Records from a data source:
▬▬▬

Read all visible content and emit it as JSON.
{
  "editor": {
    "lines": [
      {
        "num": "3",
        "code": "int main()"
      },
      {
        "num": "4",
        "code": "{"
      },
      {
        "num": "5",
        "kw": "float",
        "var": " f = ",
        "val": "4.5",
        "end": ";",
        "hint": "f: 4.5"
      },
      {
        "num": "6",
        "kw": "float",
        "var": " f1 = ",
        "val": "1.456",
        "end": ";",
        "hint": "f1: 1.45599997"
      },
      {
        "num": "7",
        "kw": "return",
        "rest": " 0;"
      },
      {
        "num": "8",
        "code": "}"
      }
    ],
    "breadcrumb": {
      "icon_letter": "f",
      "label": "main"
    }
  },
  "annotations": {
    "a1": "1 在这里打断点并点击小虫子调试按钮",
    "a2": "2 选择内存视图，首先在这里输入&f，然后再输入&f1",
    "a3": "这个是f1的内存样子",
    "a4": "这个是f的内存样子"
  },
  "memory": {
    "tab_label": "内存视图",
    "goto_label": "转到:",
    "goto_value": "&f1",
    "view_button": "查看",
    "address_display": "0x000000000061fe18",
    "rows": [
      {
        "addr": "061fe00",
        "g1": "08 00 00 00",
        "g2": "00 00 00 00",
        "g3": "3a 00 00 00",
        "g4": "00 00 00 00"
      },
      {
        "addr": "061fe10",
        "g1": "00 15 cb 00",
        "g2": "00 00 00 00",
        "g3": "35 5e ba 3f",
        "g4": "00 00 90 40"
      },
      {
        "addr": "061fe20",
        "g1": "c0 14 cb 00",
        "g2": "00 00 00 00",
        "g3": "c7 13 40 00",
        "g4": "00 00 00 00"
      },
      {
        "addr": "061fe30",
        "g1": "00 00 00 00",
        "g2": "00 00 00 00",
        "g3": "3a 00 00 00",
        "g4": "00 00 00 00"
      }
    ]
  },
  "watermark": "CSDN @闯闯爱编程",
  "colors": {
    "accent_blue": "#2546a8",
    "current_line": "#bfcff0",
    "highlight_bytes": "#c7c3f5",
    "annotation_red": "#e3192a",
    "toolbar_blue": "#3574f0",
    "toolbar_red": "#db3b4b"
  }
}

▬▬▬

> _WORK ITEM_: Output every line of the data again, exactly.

> _PROBLEM SOLUTION_:
Read all visible content and emit it as JSON.
{
  "editor": {
    "lines": [
      {
        "num": "3",
        "code": "int main()"
      },
      {
        "num": "4",
        "code": "{"
      },
      {
        "num": "5",
        "kw": "float",
        "var": " f = ",
        "val": "4.5",
        "end": ";",
        "hint": "f: 4.5"
      },
      {
        "num": "6",
        "kw": "float",
        "var": " f1 = ",
        "val": "1.456",
        "end": ";",
        "hint": "f1: 1.45599997"
      },
      {
        "num": "7",
        "kw": "return",
        "rest": " 0;"
      },
      {
        "num": "8",
        "code": "}"
      }
    ],
    "breadcrumb": {
      "icon_letter": "f",
      "label": "main"
    }
  },
  "annotations": {
    "a1": "1 在这里打断点并点击小虫子调试按钮",
    "a2": "2 选择内存视图，首先在这里输入&f，然后再输入&f1",
    "a3": "这个是f1的内存样子",
    "a4": "这个是f的内存样子"
  },
  "memory": {
    "tab_label": "内存视图",
    "goto_label": "转到:",
    "goto_value": "&f1",
    "view_button": "查看",
    "address_display": "0x000000000061fe18",
    "rows": [
      {
        "addr": "061fe00",
        "g1": "08 00 00 00",
        "g2": "00 00 00 00",
        "g3": "3a 00 00 00",
        "g4": "00 00 00 00"
      },
      {
        "addr": "061fe10",
        "g1": "00 15 cb 00",
        "g2": "00 00 00 00",
        "g3": "35 5e ba 3f",
        "g4": "00 00 90 40"
      },
      {
        "addr": "061fe20",
        "g1": "c0 14 cb 00",
        "g2": "00 00 00 00",
        "g3": "c7 13 40 00",
        "g4": "00 00 00 00"
      },
      {
        "addr": "061fe30",
        "g1": "00 00 00 00",
        "g2": "00 00 00 00",
        "g3": "3a 00 00 00",
        "g4": "00 00 00 00"
      }
    ]
  },
  "watermark": "CSDN @闯闯爱编程",
  "colors": {
    "accent_blue": "#2546a8",
    "current_line": "#bfcff0",
    "highlight_bytes": "#c7c3f5",
    "annotation_red": "#e3192a",
    "toolbar_blue": "#3574f0",
    "toolbar_red": "#db3b4b"
  }
}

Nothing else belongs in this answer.